◆ Material for this task ◆
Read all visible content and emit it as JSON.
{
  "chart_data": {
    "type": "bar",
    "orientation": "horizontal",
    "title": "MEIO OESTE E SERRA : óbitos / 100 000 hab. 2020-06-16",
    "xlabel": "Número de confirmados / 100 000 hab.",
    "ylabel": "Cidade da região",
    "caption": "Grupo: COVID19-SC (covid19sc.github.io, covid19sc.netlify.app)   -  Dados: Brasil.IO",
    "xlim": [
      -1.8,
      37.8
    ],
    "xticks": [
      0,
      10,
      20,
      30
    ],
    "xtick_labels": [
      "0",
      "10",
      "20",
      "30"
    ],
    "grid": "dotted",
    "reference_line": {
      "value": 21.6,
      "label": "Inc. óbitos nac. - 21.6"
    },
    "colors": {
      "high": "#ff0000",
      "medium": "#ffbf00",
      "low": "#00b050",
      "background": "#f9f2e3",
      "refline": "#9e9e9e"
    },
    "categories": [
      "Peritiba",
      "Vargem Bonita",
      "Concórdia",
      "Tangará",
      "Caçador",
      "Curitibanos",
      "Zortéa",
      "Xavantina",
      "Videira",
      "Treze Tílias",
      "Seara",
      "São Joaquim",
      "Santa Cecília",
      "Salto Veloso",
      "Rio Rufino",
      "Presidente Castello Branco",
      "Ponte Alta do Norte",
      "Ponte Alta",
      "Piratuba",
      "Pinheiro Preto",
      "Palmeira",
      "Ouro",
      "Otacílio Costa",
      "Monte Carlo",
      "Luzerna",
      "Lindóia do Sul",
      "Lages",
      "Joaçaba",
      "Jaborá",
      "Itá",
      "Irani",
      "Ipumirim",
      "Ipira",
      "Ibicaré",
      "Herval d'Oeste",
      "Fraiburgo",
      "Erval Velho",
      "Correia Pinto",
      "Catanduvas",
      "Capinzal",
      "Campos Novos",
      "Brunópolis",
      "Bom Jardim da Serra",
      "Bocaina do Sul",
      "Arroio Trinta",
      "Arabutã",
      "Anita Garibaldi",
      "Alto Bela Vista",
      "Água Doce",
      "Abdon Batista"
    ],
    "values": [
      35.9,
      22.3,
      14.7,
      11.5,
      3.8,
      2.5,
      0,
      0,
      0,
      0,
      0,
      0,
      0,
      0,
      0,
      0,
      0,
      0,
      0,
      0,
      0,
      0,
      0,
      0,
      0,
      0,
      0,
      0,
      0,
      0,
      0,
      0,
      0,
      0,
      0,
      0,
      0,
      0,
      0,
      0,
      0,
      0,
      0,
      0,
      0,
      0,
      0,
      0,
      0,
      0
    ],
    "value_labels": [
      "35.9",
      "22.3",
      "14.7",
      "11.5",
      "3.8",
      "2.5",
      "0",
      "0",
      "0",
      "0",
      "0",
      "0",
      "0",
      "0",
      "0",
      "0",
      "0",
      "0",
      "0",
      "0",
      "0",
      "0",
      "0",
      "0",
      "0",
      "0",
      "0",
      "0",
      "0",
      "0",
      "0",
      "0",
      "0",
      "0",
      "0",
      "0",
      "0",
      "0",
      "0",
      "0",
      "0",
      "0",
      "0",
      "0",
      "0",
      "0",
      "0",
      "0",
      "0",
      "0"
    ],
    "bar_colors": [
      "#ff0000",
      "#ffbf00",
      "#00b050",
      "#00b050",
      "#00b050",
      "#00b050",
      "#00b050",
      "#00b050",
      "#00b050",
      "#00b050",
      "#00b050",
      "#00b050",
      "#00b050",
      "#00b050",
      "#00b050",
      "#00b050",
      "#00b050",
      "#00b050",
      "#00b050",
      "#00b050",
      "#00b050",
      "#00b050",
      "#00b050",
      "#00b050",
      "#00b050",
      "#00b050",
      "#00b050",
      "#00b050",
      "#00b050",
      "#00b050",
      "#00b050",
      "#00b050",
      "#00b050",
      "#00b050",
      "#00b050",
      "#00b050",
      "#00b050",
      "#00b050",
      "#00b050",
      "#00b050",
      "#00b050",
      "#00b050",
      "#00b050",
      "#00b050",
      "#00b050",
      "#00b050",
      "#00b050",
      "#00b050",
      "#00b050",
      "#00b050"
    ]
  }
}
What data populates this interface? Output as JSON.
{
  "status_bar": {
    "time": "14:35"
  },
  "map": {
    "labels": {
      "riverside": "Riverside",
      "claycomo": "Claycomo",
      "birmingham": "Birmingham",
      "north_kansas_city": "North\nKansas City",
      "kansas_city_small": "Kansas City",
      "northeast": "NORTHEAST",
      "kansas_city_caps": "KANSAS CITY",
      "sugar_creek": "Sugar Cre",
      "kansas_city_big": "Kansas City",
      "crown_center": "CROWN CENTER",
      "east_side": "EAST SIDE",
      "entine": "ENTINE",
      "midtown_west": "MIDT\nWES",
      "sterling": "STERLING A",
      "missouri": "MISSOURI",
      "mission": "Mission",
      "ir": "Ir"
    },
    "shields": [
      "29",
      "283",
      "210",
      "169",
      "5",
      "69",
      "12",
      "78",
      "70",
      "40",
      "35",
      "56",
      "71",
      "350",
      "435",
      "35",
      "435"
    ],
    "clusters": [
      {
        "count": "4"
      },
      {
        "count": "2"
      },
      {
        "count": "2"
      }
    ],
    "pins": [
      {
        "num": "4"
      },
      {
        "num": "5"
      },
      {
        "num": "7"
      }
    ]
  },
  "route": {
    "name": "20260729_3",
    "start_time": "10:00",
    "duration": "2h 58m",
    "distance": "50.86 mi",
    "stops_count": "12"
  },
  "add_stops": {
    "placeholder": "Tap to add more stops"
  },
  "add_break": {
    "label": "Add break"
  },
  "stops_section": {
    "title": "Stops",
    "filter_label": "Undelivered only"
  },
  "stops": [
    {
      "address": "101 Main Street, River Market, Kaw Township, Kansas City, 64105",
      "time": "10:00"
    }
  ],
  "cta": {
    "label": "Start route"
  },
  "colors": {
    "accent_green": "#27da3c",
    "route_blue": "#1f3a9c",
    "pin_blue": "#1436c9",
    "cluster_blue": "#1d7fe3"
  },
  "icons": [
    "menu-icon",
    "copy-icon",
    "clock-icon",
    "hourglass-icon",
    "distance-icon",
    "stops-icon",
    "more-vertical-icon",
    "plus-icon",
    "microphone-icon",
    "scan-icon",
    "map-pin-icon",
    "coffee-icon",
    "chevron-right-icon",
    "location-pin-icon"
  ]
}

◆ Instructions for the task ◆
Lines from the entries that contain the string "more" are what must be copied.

◆ Solution for this task ◆
    "placeholder": "Tap to add more stops"
    "more-vertical-icon",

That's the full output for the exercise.